### Data for the task
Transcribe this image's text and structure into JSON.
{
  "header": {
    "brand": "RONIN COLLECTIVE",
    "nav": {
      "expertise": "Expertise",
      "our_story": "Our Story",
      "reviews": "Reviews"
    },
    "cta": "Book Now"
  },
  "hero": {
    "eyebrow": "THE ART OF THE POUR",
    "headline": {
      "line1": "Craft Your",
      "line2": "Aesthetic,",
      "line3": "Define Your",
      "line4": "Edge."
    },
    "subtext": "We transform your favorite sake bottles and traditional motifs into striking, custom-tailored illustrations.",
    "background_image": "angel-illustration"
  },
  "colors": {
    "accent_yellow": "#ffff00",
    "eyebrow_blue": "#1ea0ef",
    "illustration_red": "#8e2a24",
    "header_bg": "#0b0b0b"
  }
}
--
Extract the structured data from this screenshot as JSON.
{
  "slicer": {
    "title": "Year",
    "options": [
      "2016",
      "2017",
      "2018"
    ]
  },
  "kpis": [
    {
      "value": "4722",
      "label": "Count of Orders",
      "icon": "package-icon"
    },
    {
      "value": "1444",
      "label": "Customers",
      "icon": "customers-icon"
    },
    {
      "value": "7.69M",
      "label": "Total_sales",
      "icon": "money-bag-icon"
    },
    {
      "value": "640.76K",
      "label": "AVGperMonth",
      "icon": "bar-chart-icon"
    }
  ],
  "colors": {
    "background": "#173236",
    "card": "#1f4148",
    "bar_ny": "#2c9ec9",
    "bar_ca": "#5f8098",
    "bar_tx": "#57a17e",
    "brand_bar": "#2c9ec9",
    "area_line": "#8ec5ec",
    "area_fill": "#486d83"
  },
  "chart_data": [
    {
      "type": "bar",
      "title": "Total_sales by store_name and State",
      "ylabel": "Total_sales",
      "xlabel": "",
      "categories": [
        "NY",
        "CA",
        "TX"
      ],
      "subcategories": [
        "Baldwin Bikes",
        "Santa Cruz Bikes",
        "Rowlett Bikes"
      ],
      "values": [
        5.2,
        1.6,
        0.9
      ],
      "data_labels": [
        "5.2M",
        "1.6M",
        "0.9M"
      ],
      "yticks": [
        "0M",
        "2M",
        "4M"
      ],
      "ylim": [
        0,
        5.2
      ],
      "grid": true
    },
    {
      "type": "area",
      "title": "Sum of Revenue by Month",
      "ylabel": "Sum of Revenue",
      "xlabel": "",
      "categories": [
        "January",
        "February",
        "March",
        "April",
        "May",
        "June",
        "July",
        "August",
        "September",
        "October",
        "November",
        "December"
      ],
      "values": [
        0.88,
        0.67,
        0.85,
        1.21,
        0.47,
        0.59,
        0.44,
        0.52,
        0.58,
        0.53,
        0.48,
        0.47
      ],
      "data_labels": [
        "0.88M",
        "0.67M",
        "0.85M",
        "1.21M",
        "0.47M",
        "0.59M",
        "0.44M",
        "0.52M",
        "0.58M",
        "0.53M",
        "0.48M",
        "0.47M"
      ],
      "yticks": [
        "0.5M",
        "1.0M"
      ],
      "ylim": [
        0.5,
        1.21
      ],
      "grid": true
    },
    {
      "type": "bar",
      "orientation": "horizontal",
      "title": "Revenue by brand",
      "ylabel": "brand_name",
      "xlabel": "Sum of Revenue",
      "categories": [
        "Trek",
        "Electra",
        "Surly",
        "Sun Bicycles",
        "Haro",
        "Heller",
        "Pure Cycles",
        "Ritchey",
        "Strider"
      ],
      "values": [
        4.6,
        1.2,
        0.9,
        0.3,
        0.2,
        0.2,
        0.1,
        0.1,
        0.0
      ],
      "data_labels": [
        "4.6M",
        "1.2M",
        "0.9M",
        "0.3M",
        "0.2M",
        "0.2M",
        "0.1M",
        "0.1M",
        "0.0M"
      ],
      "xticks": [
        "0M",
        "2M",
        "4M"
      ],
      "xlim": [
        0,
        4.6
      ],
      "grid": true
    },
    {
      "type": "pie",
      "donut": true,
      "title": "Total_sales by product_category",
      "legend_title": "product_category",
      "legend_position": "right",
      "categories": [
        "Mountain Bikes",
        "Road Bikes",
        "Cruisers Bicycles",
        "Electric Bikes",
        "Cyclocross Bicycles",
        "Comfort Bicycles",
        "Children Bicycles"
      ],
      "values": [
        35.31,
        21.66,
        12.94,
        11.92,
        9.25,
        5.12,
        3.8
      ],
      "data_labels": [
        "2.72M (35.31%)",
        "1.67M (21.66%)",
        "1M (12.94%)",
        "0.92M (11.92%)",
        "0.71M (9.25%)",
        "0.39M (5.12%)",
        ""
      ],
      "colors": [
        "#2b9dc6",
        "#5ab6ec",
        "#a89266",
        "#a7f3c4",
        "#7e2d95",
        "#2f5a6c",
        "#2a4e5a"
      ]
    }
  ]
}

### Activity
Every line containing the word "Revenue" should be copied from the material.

### Solution to this exercise
      "title": "Sum of Revenue by Month",
      "ylabel": "Sum of Revenue",
      "title": "Revenue by brand",
      "xlabel": "Sum of Revenue",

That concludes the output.